Professor Steven Katz (Director of the Elie Wiesel Center for Judaic Studies at Boston University) delivered a talk on “The Jewish Encounter With Hellenism” as part of the Orange County Community Scholars Program (OCCSP), podcasted February 13, 2007.
Dr Richard Bauckham (University of St Andrews) delivered the 2014 Thomas Burns Memorial Lectures on ‘The Sons of Zebedee: The Lives of Two Galilean Fishers’, at the University of Otago. The lectures provide a detailed examination of the geographical-social context of Galilee in the time of Jesus.
The lectures are available on iTunes, and are downloadable in mp4 video and mp3 audio formats:
1) The World of the Lake of Galilee’ – Tuesday 12 August (video) (audio)
2) ‘The Fishing Industry’ – Wednesday 13 August (video) (audio)

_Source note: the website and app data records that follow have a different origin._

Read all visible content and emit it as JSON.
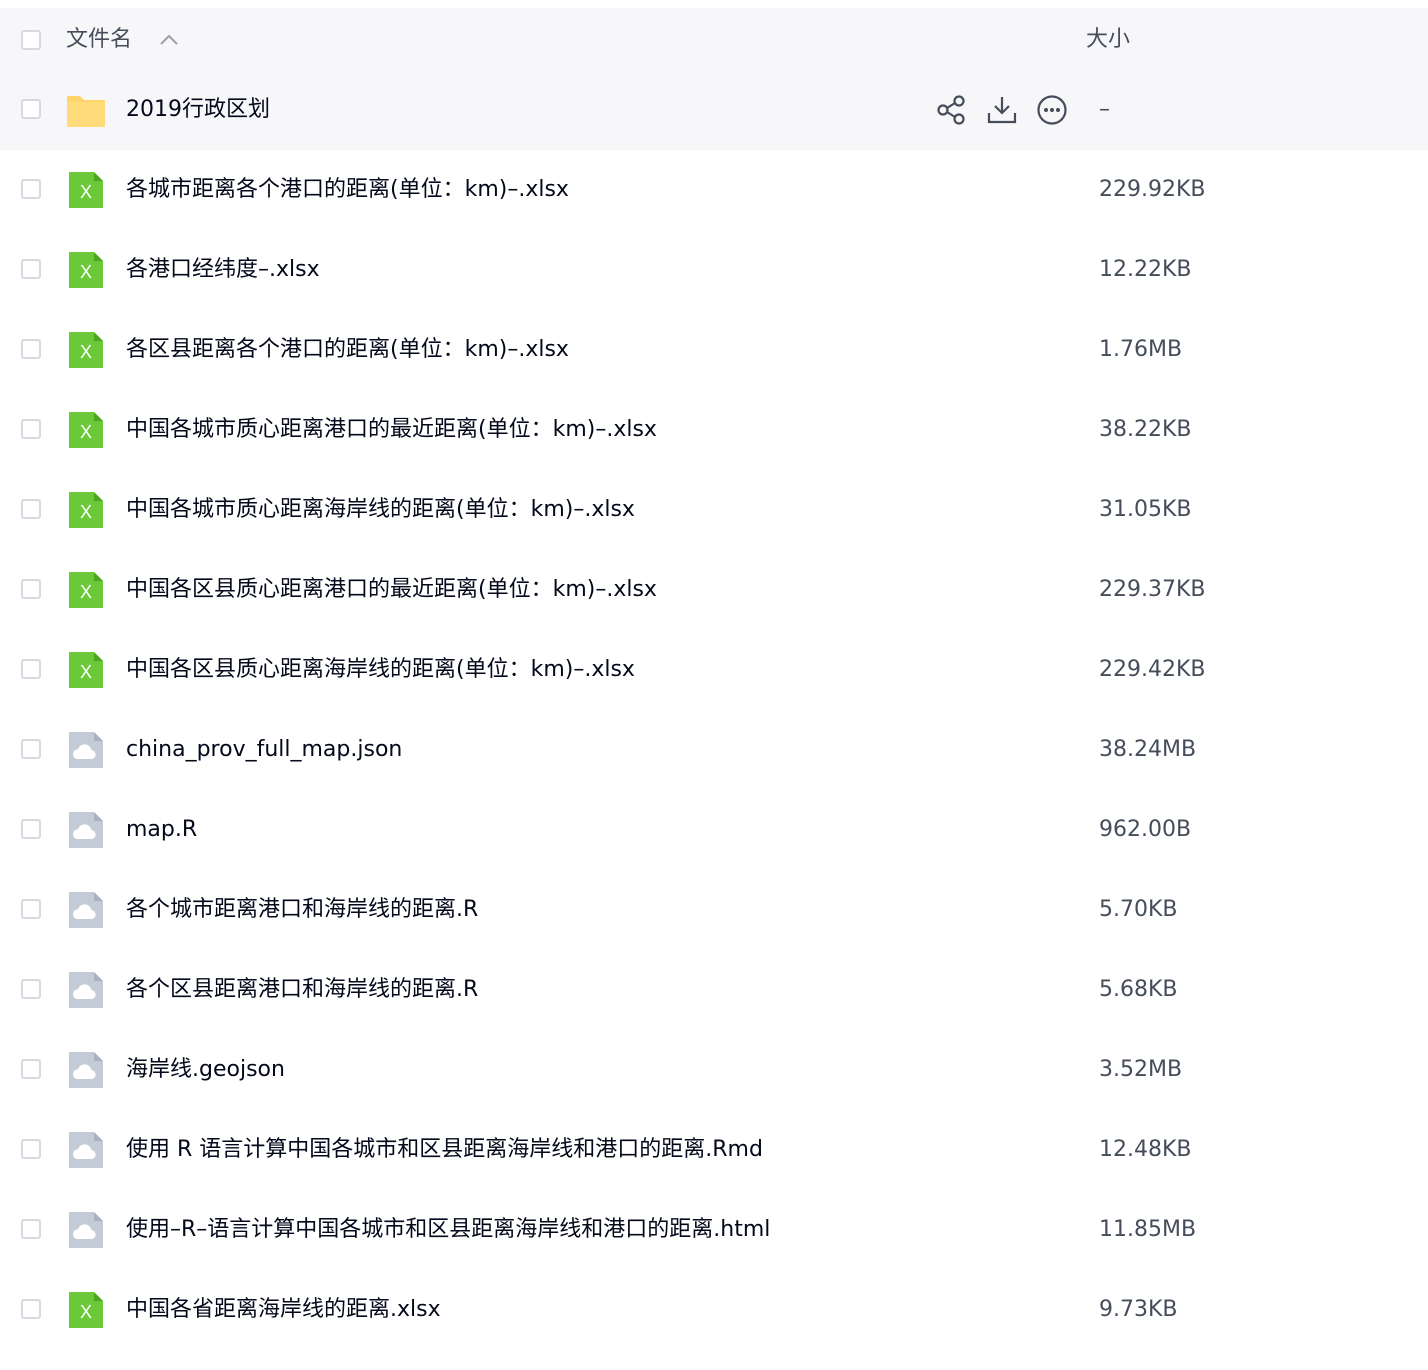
{
  "header": {
    "name_label": "文件名",
    "size_label": "大小",
    "sort_direction": "ascending"
  },
  "colors": {
    "header_bg": "#f7f7f9",
    "hover_bg": "#f7f7f9",
    "folder_yellow": "#ffd46a",
    "excel_green": "#6bc839",
    "generic_file_gray": "#c3cbd6",
    "text_primary": "#03081a",
    "text_secondary": "#454d5a"
  },
  "folder": {
    "name": "2019行政区划",
    "size": "–",
    "icon": "folder-icon",
    "actions": [
      "share-icon",
      "download-icon",
      "more-icon"
    ]
  },
  "files": [
    {
      "name": "各城市距离各个港口的距离(单位：km)–.xlsx",
      "size": "229.92KB",
      "icon": "excel-icon"
    },
    {
      "name": "各港口经纬度–.xlsx",
      "size": "12.22KB",
      "icon": "excel-icon"
    },
    {
      "name": "各区县距离各个港口的距离(单位：km)–.xlsx",
      "size": "1.76MB",
      "icon": "excel-icon"
    },
    {
      "name": "中国各城市质心距离港口的最近距离(单位：km)–.xlsx",
      "size": "38.22KB",
      "icon": "excel-icon"
    },
    {
      "name": "中国各城市质心距离海岸线的距离(单位：km)–.xlsx",
      "size": "31.05KB",
      "icon": "excel-icon"
    },
    {
      "name": "中国各区县质心距离港口的最近距离(单位：km)–.xlsx",
      "size": "229.37KB",
      "icon": "excel-icon"
    },
    {
      "name": "中国各区县质心距离海岸线的距离(单位：km)–.xlsx",
      "size": "229.42KB",
      "icon": "excel-icon"
    },
    {
      "name": "china_prov_full_map.json",
      "size": "38.24MB",
      "icon": "cloud-file-icon"
    },
    {
      "name": "map.R",
      "size": "962.00B",
      "icon": "cloud-file-icon"
    },
    {
      "name": "各个城市距离港口和海岸线的距离.R",
      "size": "5.70KB",
      "icon": "cloud-file-icon"
    },
    {
      "name": "各个区县距离港口和海岸线的距离.R",
      "size": "5.68KB",
      "icon": "cloud-file-icon"
    },
    {
      "name": "海岸线.geojson",
      "size": "3.52MB",
      "icon": "cloud-file-icon"
    },
    {
      "name": "使用 R 语言计算中国各城市和区县距离海岸线和港口的距离.Rmd",
      "size": "12.48KB",
      "icon": "cloud-file-icon"
    },
    {
      "name": "使用–R–语言计算中国各城市和区县距离海岸线和港口的距离.html",
      "size": "11.85MB",
      "icon": "cloud-file-icon"
    },
    {
      "name": "中国各省距离海岸线的距离.xlsx",
      "size": "9.73KB",
      "icon": "excel-icon"
    }
  ]
}
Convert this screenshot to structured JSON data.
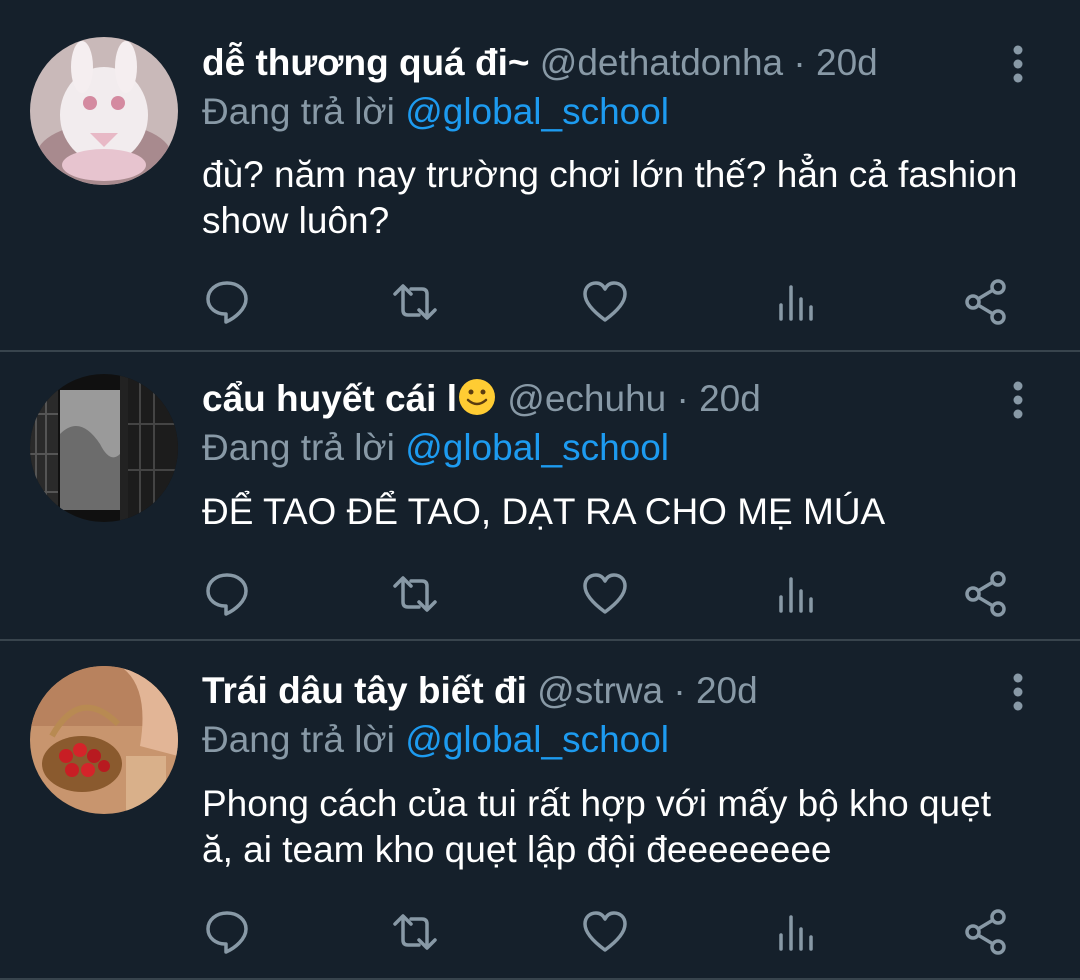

3) ‘Zebedee and Sons’ – Thursday 14 August (video) (audio)
4) ‘Called to Fish for People’ – Tuesday 19 August (video) (audio)
5) ‘Sons of Thunder’ – Wednesday 20 August (video) (audio)
6) ‘Jerusalem’ – Thursday 21 August (video) (audio)
In a Marginalia forum on August 26, 2014, eight scholars write replies to Adele Reinhartz’s essay, “The Vanishing Jews of Antiquity”, Marginalia, June 24, 2014. Responses are by Steve Mason, Daniel Schwartz, Annette Yoshiko Reed, Joan Taylor, Malcolm Lowe, Jonathan Klawans, Ruth Sheridan, James Crossley. In addition, Adele Reinhartz provides a reply.
The essay and responses are available for download in epub and mobi formats.
This course surveys the religious, political, and cultural history of Jerusalem over three millennia as a symbolic focus of three faiths: Judaism, Christianity, and Islam. The course content will focus on the transformation of sacred space as reflected by literary and archaeological evidence by examining the testimony of artifacts, architecture, and iconography in relation to the written word. We will study the creation of mythic Jerusalem through event and experience. Course requirements will focus on developing advanced writing skills.
Syllabus for Spring 2010 ANNEA 10W: Jerusalem, the Holy City (CARGILL)